Oregon National Historic Trail

The Oregon National Historic Trail starts in Missouri and ends in Oregon, making its way through six states. The trail is more than 2,000 miles in length, and the route was discovered to be a much easier route for families to traverse if they wanted to be amongst the first travelers to settle out West. Still, this route took 10 months to travel, so it wasn’t easy for early Americans to migrate to Oregon. With so many American settlers making their home in the region, the British ceded the territory known as Oregon Country to the United States.

Things to Do

Things To Do Near Oregon National Historic Trail
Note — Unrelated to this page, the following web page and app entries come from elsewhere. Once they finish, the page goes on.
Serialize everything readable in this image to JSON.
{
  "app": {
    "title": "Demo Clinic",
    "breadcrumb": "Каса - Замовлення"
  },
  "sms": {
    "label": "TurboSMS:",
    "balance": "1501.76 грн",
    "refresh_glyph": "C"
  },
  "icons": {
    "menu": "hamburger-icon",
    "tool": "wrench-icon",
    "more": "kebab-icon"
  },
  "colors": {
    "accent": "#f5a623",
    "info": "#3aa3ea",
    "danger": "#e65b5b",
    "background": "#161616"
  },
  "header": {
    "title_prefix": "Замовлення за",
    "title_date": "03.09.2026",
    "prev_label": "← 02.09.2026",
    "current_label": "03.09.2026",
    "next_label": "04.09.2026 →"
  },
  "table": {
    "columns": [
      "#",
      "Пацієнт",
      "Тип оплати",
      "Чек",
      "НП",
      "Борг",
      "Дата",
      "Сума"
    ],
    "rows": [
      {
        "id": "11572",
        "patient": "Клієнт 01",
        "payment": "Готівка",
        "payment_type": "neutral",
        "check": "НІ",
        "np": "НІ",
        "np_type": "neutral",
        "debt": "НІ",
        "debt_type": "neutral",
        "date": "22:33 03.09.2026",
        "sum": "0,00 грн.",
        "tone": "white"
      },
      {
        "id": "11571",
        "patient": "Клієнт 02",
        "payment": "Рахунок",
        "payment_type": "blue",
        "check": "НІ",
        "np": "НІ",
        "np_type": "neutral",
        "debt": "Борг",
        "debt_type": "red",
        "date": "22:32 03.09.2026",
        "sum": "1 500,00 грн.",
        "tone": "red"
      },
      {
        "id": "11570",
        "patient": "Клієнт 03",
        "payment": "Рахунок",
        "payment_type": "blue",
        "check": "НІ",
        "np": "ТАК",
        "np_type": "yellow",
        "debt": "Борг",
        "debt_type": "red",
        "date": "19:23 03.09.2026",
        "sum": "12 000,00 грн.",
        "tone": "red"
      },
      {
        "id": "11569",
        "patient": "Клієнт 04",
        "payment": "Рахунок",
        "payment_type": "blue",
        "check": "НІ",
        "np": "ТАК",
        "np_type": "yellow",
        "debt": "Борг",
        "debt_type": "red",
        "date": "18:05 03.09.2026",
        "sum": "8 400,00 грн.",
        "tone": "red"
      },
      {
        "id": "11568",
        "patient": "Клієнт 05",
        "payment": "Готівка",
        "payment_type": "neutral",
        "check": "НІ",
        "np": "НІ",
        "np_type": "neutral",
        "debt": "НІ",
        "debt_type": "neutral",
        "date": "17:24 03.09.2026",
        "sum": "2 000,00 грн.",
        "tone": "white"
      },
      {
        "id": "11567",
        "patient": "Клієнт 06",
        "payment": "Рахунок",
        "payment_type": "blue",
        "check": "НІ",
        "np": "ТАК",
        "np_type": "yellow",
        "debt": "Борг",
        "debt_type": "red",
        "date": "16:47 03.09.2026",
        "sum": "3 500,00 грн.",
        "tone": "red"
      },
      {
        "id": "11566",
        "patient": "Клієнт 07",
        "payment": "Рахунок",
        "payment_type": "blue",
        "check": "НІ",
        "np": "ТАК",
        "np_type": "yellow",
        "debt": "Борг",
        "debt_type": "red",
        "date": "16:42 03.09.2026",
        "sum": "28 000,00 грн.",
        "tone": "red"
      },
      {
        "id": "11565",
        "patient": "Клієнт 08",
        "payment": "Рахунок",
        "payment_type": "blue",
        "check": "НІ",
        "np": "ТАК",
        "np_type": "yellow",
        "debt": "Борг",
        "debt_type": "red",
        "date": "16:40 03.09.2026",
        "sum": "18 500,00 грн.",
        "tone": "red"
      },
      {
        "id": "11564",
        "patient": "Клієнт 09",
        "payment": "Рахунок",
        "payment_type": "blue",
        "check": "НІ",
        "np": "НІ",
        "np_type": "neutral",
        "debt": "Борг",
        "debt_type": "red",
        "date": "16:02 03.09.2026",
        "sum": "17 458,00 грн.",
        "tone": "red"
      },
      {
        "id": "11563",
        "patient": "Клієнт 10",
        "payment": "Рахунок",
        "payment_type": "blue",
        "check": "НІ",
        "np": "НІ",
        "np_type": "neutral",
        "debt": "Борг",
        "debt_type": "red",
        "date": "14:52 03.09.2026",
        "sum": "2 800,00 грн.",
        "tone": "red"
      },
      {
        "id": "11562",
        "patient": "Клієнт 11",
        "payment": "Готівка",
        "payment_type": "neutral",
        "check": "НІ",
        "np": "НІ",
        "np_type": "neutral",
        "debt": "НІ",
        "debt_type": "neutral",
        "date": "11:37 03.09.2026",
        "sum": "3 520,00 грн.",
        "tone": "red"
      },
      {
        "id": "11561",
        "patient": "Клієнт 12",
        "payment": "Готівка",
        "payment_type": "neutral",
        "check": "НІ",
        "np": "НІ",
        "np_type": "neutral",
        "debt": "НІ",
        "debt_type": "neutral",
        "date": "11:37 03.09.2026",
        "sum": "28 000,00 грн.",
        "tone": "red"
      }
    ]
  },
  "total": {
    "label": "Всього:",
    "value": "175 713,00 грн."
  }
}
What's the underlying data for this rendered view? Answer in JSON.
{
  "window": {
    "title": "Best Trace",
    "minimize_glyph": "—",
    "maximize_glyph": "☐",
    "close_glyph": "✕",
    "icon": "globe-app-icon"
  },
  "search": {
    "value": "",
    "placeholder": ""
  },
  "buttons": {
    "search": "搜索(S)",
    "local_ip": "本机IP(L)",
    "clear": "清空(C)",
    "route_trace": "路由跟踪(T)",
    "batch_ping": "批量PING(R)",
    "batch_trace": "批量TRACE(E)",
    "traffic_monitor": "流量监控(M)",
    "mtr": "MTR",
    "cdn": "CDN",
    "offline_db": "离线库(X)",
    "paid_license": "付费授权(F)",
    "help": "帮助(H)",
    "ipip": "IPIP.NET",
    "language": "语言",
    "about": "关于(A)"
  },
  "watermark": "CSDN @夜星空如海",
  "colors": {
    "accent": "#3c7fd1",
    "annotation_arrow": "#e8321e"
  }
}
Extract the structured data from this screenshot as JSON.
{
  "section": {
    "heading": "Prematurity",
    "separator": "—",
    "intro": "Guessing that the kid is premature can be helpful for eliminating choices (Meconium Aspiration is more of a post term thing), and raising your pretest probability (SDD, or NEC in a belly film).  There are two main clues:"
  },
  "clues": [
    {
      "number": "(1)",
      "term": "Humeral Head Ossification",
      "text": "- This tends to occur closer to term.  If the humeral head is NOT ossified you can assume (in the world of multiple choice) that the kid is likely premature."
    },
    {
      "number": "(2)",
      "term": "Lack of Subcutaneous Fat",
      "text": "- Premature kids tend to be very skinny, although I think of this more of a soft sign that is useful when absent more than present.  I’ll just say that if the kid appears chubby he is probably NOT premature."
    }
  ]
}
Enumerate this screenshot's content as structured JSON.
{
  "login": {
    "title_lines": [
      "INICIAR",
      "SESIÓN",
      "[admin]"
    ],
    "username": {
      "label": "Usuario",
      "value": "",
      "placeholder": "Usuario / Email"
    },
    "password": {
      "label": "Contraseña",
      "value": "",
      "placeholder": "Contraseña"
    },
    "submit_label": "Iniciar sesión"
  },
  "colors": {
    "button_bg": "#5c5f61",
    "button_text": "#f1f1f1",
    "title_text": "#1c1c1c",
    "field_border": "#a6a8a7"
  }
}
RVers will love traveling along the Oregon National Historic Trail because it takes you past several historic sites that are interesting to explore. You can see the Chimney Rock National Historic Site, Fort Kearny State Historical Park, and Scotts Bluff National Monument in Nebraska. You can explore sites like the Hagerman Fossil Beds National Monument, Hooper Springs Park, and Massacre Rocks State Park in Idaho. 

Hiking Trails

Sightseeing

Museums

Nearby Shops and Restaurants

map-marker-alt-regular How to Get There

How To Get To Oregon National Historic Trail

The Missouri trailhead of the Oregon National Historic Trail is located in Lawrence, MO. To get to the trailhead from Kansas City, MO, take I-70 E and follow it to Exit 4C, which is 23rd Street. Turn left onto 23rd Street, and head south to South Cottage Street. In less than a mile, turn right onto West Pacific Avenue. Here, you will find the National Frontier Trails Museum where the Oregon National Historic Trail begins.

Address

New Echota Historic Site, 1211 Georgia 225, Calhoun, Georgia 30701

Fee: Entry Fee (per person) There is no entry fee

The Oregon National Historic Trail is an amazing path to follow, especially if you want to see what the early settlers of the area experienced during their migration west. This is a long trail that is over 2,000 miles. It cuts through six different states, and it goes near several national and state parks that are ideal for visiting in an RV. If you have time to travel this route, grab your RV and your favorite people, and make some memories that you won’t soon forget.